(Extracted information begins)

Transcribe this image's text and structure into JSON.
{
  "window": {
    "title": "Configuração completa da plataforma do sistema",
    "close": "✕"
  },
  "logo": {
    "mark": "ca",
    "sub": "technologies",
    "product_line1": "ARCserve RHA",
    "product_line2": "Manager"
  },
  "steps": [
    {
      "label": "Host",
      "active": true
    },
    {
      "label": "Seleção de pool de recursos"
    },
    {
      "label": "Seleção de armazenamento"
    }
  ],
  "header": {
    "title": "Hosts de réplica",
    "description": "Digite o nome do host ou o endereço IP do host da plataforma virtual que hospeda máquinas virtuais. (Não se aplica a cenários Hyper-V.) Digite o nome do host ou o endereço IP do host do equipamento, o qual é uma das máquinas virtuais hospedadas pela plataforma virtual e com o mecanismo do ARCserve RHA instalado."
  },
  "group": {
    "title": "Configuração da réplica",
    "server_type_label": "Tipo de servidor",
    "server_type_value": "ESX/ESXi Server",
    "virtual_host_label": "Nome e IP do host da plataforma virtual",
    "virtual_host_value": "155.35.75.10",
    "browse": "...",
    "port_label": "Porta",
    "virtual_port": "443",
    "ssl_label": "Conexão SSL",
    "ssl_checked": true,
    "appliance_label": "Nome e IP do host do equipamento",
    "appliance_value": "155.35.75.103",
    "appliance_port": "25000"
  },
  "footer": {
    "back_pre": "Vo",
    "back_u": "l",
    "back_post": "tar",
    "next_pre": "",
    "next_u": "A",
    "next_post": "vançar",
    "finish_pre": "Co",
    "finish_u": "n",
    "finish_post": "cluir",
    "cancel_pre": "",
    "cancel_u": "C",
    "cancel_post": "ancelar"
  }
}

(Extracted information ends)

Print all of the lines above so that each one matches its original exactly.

• Output for this task:
Transcribe this image's text and structure into JSON.
{
  "window": {
    "title": "Configuração completa da plataforma do sistema",
    "close": "✕"
  },
  "logo": {
    "mark": "ca",
    "sub": "technologies",
    "product_line1": "ARCserve RHA",
    "product_line2": "Manager"
  },
  "steps": [
    {
      "label": "Host",
      "active": true
    },
    {
      "label": "Seleção de pool de recursos"
    },
    {
      "label": "Seleção de armazenamento"
    }
  ],
  "header": {
    "title": "Hosts de réplica",
    "description": "Digite o nome do host ou o endereço IP do host da plataforma virtual que hospeda máquinas virtuais. (Não se aplica a cenários Hyper-V.) Digite o nome do host ou o endereço IP do host do equipamento, o qual é uma das máquinas virtuais hospedadas pela plataforma virtual e com o mecanismo do ARCserve RHA instalado."
  },
  "group": {
    "title": "Configuração da réplica",
    "server_type_label": "Tipo de servidor",
    "server_type_value": "ESX/ESXi Server",
    "virtual_host_label": "Nome e IP do host da plataforma virtual",
    "virtual_host_value": "155.35.75.10",
    "browse": "...",
    "port_label": "Porta",
    "virtual_port": "443",
    "ssl_label": "Conexão SSL",
    "ssl_checked": true,
    "appliance_label": "Nome e IP do host do equipamento",
    "appliance_value": "155.35.75.103",
    "appliance_port": "25000"
  },
  "footer": {
    "back_pre": "Vo",
    "back_u": "l",
    "back_post": "tar",
    "next_pre": "",
    "next_u": "A",
    "next_post": "vançar",
    "finish_pre": "Co",
    "finish_u": "n",
    "finish_post": "cluir",
    "cancel_pre": "",
    "cancel_u": "C",
    "cancel_post": "ancelar"
  }
}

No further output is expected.